So if an e-book should be priced lower because it doesn’t require physical resources, how do we estimate worth, particularly for novels that have no print counterpart? Romance novelist Jackie Barbosa tells a very familiar tale of pricing agony on her blog. Pitching her first novel at $2.99, she lowered and lowered the price eventually to nothing to try to entice the buyers whom she feltshould be reading the book. All the while, she felt she was increasingly devaluing her work, the quality of the book, and the quality and quantity of effort she had put into writing it. Eventually however, as she notes, lowering the price “made me more money than I was making when I stubbornly stuck to my guns about the book’s worth. Making it cheaper didn’t make devalue the book–it made it accessible and visible.”
Does that mean that price doesn’t really relate to worth at all in this context? That if we are being brutally honest, it should only actually relate to sales?
The luxury of experience
The first allonymbooks blog observed that “a well-priced book is a natural enticement in any form, making it feel like less of a luxury and more of a chocolate bar.” In the current austere economic climate, have books become luxuries because, with the exception of educational books, they aren’t necessities? Does the lack of tangible substance make an e-book feel even less of a worthwhile investment than a print book? Yet, to put value on an experience rather than a thing has always been more difficult, and perhaps that is where the real challenge in pricing comes. Theoretically I could put a price on the effort I have put into writing a novel. I suppose a rough calculation (based on the number of hours it takes from plotting to publication, multiplied by the hourly rate typical for my day job, and divided by the minimum possible number of readers I hope for) could give me a figure I could live with, intellectually at least.
But the experiment being tried at allonymbooks is closer to an experiential evaluation. The idea that a reader would sit down to read our books for the same enjoyment as that gained, let’s say, from slowly savouring a half pound bar of Cadbury’s milk chocolate is what ultimately drove the initial pricing model. And just as some people prefer dark chocolate or crisps, and others don’t even taste the food as it goes down, so this ‘sum’ might also be flawed. Interestingly, feedback so far indicates that readers believe our prices could acceptably be raised to at least £2.99 without either exceeding the expected pricing of an indie-published novel, or leaving the reader feeling robbed by a reading experience that didn’t represent good value for money.
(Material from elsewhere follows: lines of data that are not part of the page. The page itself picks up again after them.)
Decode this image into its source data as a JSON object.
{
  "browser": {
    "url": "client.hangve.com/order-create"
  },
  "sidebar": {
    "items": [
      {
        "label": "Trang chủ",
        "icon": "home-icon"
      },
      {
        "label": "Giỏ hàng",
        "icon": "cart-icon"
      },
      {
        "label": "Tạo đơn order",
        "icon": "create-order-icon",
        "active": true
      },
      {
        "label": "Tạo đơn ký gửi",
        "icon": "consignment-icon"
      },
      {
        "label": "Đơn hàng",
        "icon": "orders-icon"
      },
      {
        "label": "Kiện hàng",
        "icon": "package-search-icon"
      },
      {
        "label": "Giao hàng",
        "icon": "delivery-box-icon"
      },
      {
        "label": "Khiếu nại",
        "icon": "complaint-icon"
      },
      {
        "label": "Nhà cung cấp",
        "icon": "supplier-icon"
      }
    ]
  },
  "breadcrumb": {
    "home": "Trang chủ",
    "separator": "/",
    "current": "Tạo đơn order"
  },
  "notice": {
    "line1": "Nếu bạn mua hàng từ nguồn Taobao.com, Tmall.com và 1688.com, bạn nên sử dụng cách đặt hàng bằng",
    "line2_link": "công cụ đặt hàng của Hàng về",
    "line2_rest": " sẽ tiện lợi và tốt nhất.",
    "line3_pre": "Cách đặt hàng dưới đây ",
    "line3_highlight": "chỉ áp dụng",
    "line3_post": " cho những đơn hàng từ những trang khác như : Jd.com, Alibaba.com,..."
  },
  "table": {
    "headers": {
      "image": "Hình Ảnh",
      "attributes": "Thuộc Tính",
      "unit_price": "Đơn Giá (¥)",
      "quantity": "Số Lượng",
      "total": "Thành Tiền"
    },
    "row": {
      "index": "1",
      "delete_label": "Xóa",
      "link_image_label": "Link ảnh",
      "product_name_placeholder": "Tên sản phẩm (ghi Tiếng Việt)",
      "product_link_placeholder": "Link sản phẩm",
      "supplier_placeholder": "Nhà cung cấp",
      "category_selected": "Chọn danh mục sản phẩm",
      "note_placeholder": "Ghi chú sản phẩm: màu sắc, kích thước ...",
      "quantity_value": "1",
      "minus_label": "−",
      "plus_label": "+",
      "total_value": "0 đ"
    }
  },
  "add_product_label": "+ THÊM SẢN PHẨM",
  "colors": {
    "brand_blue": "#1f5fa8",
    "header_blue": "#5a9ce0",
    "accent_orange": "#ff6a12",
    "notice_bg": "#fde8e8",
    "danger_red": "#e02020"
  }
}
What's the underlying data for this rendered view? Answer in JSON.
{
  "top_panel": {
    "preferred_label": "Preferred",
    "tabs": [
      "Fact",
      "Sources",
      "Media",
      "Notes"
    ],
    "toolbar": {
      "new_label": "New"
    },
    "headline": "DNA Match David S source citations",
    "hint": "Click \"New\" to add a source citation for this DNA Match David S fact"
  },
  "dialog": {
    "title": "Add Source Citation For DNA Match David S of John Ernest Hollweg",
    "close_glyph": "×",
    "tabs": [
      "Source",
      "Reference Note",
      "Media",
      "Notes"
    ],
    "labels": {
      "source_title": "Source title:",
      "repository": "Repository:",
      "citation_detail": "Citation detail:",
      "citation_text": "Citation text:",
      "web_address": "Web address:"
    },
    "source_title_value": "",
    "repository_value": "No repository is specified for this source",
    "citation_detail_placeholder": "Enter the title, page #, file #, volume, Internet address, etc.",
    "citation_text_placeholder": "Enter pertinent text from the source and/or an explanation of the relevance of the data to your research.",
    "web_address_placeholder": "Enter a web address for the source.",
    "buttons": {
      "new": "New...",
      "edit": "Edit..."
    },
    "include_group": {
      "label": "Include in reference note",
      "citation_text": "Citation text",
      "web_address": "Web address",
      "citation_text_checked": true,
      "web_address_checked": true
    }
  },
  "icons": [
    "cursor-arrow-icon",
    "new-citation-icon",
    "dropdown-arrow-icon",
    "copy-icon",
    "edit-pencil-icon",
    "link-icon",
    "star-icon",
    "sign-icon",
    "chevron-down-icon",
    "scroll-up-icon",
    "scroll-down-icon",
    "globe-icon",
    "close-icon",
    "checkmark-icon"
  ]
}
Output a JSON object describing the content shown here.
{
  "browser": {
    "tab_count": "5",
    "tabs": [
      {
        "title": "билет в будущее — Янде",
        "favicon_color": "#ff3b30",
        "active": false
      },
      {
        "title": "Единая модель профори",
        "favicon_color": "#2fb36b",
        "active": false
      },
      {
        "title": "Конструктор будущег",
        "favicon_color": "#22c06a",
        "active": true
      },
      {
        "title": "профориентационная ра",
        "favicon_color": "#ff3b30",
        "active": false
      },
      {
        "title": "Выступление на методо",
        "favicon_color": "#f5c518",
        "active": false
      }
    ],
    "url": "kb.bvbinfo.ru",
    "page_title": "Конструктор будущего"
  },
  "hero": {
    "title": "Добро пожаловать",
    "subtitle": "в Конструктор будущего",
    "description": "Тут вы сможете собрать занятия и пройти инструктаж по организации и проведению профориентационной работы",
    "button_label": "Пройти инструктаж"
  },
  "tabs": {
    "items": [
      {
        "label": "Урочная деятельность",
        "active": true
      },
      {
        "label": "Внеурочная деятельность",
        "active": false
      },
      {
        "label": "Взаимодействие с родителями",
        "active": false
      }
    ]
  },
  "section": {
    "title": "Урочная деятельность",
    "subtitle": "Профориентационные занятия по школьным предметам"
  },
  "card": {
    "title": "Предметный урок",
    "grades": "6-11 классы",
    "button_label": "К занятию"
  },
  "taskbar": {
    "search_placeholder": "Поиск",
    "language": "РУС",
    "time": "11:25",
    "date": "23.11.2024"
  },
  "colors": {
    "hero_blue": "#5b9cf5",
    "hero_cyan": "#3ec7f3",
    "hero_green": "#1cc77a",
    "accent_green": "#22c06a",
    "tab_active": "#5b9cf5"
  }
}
Nonetheless, rather than chasing the market by price, allonymbooks is going to try for now to build its market by other means. And to accept that price, cost and worth are no more fixed than the quality of each person’s reading experience.